May 9, 2017

WASHINGTON – InsideEPA is reporting that Senator James Inhofe is circulating a draft bill that would weaken the consumer benefits of the federal fuel economy standards. Billed as an effort to harmonize the different federal standards, the draft legislation would in fact help meet a key automotive industry goal of getting “extra” credit for vehicles sold years ago. These credits would reduce incentives for future innovation in fuel economy technology and ultimately burden consumers with higher fuel costs and harmful emissions.

“The only thing this draft bill harmonizes with is the auto industry’s calls to roll back the standards,” said Shannon Baker-Branstetter, policy counsel for Consumers Union, the policy and mobilization division of Consumer Reports. “This bill would move the country backward in our efforts to improve the fuel efficiency of our nation’s automotive fleet and reduce harmful pollution that threatens public health.”

The bill offers automakers retroactive credit for improvements already made in earlier model years. The excess credits would dampen future improvements to automotive efficiency, forcing consumers to pay more at the pump. The bill would also allow manufacturers to transfer credits from cars to trucks, reducing the need to deploy technologies in trucks and SUVs that have the most room for improvement and have been improving the fastest.
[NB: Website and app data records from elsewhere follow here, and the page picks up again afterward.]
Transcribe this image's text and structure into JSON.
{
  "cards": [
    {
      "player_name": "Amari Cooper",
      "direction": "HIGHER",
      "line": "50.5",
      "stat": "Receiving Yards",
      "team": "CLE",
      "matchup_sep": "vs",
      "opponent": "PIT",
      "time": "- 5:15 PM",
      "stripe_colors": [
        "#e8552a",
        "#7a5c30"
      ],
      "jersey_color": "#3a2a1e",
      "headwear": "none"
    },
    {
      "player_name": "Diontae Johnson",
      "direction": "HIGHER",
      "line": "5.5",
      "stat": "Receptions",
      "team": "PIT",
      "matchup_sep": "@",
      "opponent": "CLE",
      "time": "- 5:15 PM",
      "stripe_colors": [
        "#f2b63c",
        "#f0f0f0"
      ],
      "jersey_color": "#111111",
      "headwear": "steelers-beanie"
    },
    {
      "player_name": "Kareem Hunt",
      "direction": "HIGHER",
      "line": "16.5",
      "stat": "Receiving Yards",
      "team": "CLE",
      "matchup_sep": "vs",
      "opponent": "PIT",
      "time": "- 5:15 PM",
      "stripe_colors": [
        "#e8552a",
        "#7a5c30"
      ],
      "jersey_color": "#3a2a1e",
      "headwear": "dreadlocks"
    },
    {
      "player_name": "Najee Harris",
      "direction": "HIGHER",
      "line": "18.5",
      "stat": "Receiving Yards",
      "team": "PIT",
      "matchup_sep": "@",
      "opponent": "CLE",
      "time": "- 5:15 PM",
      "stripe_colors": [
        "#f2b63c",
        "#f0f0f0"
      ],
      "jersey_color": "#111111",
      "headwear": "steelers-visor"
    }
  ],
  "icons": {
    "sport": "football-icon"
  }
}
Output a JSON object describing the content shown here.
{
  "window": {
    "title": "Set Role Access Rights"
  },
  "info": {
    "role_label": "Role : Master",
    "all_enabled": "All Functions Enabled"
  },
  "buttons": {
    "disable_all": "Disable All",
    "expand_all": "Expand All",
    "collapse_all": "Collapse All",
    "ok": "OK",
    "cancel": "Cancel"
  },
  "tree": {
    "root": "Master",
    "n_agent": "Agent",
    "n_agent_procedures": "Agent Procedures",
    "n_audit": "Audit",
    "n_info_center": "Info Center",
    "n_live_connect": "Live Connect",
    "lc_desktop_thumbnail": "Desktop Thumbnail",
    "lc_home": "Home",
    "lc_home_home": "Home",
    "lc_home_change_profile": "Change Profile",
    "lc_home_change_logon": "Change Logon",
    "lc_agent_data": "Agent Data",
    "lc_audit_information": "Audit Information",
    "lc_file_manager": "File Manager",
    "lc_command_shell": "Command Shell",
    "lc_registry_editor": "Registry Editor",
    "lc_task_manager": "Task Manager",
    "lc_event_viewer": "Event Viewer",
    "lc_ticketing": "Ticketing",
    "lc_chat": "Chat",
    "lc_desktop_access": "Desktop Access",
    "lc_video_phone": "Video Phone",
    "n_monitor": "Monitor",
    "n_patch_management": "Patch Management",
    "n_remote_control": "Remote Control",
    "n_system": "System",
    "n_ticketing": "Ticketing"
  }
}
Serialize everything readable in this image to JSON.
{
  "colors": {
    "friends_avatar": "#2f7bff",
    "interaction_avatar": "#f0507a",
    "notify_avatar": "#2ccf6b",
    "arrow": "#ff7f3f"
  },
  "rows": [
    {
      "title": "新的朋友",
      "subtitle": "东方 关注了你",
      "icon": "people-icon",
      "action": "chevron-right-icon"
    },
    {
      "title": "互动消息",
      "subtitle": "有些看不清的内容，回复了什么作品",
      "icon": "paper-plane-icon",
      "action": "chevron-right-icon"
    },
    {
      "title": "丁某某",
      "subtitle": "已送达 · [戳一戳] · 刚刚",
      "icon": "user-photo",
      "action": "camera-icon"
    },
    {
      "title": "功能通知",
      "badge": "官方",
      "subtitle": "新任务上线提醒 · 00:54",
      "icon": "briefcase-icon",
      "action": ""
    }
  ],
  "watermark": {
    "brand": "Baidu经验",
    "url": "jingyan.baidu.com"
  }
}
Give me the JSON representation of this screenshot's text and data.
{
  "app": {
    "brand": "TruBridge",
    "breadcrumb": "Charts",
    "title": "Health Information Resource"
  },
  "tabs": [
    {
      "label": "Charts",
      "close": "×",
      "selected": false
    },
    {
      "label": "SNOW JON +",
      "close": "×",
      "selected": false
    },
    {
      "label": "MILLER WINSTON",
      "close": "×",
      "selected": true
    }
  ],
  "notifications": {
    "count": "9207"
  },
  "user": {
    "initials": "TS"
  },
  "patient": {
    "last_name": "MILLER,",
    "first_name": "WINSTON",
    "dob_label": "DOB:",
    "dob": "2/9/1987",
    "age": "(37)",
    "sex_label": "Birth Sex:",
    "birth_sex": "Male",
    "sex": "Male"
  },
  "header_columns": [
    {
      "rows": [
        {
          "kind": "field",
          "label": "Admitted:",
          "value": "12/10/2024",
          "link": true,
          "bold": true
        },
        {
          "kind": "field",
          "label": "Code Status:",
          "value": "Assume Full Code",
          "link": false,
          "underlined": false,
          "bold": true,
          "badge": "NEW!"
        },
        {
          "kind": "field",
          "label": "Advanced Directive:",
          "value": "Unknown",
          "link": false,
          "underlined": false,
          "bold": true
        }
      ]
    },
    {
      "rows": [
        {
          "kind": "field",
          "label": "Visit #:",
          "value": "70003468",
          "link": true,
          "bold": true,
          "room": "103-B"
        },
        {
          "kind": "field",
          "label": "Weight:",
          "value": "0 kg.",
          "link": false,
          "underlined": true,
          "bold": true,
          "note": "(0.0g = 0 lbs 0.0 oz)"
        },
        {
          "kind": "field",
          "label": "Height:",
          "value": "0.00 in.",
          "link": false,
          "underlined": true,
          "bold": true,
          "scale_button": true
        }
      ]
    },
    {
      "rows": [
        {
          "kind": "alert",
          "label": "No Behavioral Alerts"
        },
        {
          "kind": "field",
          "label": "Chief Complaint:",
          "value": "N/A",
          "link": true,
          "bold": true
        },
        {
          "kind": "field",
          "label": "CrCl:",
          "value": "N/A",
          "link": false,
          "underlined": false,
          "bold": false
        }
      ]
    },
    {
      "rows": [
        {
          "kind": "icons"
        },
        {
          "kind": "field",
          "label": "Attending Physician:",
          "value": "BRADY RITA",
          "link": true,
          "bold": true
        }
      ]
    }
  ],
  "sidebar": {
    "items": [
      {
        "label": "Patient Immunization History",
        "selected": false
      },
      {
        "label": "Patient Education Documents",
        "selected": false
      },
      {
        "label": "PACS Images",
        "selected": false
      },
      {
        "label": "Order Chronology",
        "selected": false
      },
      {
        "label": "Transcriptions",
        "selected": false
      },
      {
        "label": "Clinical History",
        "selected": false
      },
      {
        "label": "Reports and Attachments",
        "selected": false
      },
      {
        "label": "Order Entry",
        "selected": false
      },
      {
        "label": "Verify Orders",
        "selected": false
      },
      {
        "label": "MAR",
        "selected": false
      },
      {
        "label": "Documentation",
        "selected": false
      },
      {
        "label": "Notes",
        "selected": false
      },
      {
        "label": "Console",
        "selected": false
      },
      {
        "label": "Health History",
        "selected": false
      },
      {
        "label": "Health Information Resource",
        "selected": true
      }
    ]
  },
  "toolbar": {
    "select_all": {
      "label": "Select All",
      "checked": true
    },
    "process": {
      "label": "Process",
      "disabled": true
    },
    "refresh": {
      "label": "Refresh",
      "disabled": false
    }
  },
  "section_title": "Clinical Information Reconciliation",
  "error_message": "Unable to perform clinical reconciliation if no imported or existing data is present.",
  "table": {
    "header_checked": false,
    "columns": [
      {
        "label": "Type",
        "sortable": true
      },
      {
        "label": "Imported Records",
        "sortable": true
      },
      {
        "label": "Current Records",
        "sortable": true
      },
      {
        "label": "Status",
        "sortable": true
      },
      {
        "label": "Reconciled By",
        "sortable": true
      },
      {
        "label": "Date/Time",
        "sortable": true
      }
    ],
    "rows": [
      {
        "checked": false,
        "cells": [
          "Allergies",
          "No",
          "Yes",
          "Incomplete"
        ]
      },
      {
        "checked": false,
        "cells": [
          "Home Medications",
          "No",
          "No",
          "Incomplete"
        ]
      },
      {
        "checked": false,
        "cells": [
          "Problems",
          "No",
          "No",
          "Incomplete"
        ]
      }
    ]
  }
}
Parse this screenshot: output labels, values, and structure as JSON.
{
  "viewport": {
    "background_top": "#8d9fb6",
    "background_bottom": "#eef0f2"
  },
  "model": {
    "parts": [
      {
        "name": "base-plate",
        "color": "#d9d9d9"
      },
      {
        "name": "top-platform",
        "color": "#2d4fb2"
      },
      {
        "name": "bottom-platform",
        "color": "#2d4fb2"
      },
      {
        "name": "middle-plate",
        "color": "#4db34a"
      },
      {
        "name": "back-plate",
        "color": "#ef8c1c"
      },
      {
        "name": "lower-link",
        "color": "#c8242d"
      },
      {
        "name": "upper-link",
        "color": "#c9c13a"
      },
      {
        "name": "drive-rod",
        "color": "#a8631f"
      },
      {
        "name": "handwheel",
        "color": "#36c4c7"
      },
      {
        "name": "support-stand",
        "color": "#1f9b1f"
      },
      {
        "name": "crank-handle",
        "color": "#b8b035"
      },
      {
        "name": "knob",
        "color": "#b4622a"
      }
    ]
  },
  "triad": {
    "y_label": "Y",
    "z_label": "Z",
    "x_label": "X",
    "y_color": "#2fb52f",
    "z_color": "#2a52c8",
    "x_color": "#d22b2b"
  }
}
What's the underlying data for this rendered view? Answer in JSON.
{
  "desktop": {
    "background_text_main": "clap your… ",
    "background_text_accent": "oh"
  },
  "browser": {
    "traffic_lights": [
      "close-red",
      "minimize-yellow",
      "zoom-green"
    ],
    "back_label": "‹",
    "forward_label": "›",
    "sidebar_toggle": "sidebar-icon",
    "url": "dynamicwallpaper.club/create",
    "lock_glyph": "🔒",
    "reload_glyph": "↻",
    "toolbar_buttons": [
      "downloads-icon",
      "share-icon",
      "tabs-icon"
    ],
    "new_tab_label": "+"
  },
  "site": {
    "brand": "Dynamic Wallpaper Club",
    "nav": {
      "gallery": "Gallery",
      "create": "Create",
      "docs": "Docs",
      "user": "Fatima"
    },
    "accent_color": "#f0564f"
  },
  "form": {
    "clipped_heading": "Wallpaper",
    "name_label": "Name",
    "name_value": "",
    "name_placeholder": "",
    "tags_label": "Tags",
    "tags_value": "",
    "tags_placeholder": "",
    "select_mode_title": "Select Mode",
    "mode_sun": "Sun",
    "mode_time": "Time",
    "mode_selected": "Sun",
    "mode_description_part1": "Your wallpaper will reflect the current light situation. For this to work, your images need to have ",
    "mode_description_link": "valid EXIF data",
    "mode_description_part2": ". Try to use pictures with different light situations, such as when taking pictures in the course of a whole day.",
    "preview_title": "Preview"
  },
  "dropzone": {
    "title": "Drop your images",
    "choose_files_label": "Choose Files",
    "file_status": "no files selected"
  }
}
“Americans who buy trucks would be impacted the most,” continued Baker-Branstetter. “Our research has shown that under current standards, truck owners would save $4,800 over the life of their vehicle. These savings are likely to be much lower if this draft bill is approved.”

This draft bill is emerging as the White House has signaled its intentions to delay fuel efficiency targets set for 2022-2025 and recently proposed a massive cut to EPA’s auto emissions testing lab that has uncovered misleading fuel efficiency labeling by a number of automakers in recent years. Combined, these efforts are a significant shift in favor of industry demands and puts consumers at risk of increased fuel costs and exposure to harmful emissions.

“The fuel economy program has been a success that has increased the number of fuel efficient vehicles available to consumers and saved consumers billions of dollars at the pump, even as the industry has experienced record sales and profits. Rolling back these efforts would mean consumers would spend more on fuel, rather than on local goods and services that boost the broader economy.”


Contact: Jason Kuruvilla, jason.kuruvilla@consumer.org, 202-719-5923